JuicyCampus.com is a waste of time.
As Spiderman so aptly teaches us, with great power comes great responsibility. And with Wikipedia at the click of a button so, too, comes the dark side of the web: anonymity.
On one hand, online anonymity allows for infinite free speech. On the other, it enables JuicyCampus.
I logged on to see for myself what all the fuss was about. And after waiting about two minutes for the site to load, I learned that some Yalies while away their evenings cursing rampantly, threatening to rape women and otherwise pretending to be the coolest sixth graders ever. (Between Dostoevsky and Thucydides, where do those DS students find the time?)
Apparently, some people are desperate for the sort of attention that comes from acting obnoxiously without the threat of consequences. There are many Internet personalities who have found fame by positing negative and derisive writings online — Maddox, of The Best Page in the Universe, for example, boasts a section of his Web site entirely devoted to printing hate mail he has received. But nothing productive comes from libel and threats, even if the harassment is only Internet hyperbole.
“A few individuals are spoiling the fun for all of us…” some JuicyCampers will whine. But it is not just one or two users; it is the Web site’s underlying culture. Just take one of its major advertisers: TshirtTank.com,

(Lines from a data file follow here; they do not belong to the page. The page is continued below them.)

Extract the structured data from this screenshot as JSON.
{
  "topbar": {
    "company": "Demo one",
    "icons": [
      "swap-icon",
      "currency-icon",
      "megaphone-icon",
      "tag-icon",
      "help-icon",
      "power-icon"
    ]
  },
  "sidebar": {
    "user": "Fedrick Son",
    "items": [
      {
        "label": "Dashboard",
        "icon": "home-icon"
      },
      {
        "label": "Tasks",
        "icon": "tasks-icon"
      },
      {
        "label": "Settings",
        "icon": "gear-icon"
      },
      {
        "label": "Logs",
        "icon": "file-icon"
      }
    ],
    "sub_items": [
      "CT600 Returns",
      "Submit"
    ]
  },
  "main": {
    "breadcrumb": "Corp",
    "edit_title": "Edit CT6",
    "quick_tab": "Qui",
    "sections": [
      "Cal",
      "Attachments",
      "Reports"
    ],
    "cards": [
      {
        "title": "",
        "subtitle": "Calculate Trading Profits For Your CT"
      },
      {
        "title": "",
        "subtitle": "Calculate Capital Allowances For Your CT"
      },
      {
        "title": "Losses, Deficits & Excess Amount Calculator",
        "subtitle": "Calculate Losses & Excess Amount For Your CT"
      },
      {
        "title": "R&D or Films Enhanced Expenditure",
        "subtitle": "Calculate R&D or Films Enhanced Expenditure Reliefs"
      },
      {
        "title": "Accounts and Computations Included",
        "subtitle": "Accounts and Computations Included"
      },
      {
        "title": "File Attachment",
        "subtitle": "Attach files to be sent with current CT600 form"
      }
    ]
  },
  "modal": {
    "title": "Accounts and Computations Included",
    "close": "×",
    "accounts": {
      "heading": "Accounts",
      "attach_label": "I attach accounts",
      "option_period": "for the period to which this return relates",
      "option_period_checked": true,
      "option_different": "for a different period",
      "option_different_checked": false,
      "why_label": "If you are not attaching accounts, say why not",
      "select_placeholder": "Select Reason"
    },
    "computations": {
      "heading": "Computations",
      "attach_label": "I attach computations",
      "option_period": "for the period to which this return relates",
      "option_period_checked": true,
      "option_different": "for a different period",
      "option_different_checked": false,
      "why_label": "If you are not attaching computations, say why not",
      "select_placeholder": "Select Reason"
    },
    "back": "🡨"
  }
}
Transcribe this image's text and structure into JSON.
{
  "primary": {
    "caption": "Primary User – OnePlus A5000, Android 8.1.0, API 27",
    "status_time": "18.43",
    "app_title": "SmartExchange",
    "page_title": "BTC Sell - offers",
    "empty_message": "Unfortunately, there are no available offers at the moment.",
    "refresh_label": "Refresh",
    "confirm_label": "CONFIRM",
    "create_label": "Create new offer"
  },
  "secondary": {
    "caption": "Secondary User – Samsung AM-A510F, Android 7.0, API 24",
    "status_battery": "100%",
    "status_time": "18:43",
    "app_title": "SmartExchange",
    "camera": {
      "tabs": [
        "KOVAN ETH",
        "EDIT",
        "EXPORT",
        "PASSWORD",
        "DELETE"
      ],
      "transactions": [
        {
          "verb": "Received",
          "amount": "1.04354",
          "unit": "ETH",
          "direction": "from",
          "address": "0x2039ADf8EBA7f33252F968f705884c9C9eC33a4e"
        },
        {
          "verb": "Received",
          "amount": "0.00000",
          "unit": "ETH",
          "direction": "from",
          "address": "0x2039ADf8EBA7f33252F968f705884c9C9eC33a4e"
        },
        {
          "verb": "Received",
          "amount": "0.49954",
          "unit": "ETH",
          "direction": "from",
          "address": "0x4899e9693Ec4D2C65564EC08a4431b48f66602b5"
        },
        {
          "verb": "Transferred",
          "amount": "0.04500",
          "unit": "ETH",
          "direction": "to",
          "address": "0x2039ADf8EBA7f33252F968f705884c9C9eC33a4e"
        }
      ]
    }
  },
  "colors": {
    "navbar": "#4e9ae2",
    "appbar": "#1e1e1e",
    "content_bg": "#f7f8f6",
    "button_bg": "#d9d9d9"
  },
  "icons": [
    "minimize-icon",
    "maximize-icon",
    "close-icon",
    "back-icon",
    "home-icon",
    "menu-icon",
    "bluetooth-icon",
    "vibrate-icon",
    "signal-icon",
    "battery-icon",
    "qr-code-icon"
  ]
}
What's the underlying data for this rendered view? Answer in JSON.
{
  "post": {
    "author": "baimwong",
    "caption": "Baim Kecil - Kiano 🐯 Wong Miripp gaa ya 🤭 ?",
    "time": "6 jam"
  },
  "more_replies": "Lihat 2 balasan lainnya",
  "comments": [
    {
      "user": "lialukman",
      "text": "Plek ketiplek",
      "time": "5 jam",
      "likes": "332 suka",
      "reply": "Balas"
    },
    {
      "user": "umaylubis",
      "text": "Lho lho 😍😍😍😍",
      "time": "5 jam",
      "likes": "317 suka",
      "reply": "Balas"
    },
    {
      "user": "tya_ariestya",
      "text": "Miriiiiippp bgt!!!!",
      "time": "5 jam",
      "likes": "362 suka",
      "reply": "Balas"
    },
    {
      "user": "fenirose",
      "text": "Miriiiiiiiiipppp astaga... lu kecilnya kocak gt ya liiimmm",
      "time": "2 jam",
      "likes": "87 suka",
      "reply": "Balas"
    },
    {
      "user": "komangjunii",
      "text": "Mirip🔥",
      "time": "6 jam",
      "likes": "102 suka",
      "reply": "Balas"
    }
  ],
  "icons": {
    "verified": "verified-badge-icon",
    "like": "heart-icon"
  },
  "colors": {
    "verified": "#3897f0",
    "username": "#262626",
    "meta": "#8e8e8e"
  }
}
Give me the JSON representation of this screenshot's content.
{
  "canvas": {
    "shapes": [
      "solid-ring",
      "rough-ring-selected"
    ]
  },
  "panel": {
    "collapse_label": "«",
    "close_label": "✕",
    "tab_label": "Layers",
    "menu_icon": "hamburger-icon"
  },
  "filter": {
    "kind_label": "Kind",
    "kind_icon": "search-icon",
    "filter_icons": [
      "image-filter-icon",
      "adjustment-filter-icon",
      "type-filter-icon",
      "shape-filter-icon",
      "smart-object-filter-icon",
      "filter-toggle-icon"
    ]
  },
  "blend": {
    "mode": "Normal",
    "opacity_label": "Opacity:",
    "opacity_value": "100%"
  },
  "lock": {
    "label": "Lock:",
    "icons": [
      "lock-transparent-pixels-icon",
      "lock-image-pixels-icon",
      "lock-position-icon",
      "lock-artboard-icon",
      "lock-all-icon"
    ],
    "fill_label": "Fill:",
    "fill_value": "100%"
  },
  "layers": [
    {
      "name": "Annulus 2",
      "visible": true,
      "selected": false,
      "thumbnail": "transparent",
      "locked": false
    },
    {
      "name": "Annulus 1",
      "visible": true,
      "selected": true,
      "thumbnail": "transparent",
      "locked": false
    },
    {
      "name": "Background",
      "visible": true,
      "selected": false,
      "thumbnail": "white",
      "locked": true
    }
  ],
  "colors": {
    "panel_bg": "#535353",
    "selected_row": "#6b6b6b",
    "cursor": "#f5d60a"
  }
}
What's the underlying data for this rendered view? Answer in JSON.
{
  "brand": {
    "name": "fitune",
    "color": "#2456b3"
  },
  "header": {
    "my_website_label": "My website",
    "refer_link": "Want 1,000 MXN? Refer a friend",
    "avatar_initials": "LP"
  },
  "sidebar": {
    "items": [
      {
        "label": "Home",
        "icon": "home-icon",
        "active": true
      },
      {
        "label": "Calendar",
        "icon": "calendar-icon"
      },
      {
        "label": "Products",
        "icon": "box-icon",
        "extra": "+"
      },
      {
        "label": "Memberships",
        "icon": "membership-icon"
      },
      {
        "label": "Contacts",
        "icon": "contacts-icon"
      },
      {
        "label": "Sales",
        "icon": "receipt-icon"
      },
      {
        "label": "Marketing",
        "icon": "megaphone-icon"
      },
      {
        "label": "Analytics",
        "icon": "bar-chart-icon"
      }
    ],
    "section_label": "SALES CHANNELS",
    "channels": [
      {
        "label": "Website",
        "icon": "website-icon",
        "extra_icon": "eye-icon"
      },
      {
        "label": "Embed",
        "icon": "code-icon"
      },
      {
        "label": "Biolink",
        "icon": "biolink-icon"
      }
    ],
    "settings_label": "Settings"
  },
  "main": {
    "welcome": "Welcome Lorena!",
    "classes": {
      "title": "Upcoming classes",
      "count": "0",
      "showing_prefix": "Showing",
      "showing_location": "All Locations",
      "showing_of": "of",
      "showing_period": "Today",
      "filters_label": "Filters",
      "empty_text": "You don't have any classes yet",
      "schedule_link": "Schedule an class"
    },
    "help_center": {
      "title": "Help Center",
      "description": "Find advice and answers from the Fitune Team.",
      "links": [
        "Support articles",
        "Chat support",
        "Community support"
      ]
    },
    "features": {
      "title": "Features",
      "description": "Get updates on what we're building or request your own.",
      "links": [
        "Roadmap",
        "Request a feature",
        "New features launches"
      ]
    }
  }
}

TshirtTanks says its products “may get you arrested.” These products? Tasteless references to sex, drug use or homosexuality.
Clearly, JuicyCampus targets a specific demographic: it well knows the caliber of human being that it attracts. And as my father once taught me, when you lay with pigs, you smell like … excrement.
Not a single drop of value can be squeezed out of JuicyCampus. If you desperately feel the need to say something vicious about another person behind his back, rant and rave to your suitemates. (What are they good for otherwise?) That, at least, is what I do. But I would never dream of posting on the Internet that I wanted to maim that annoying guy in section.
Even for those of you who use JuicyCampus for something other than nefarious purposes, consider what kind of public forum you are supporting. If you want to share gossip, you do not have to publish it on the Internet. If you want to rant about your professors, other outlets — the Yale evaluation system, RateMyProfessor.com — await. If you want to weigh in on a campus matter, write a letter to the editor.
Today, if I’m lucky, someone will honor my column with a mention on JuicyCampus. I can see it already. Posters will gather around, calling me “gay” for telling it like it is. If I did not want attention, however, I would not have become a columnist in the first place.
So bring it on.
But I won’t be reading.
It is time, after all, to stand up for decency. It is time to rid the campus of this filth.
Legislation is not the answer. Instead, as community of decent people, we should refuse to log on to or participate in JuicyCampus any longer. Did we not get enough of this garbage in the high-school locker rooms?
Plus, there are less hurtful ways for us to get our Internet jollies. You could, for example, log on to Facebook today and look up the profile of yours truly. Upon discovering that it is his birthday, you could even leave well wishes on his wall.
Now, that’s a productive use of time.
Brian C. Thompson is a senior in Branford College. His column runs on alternate Wednesdays.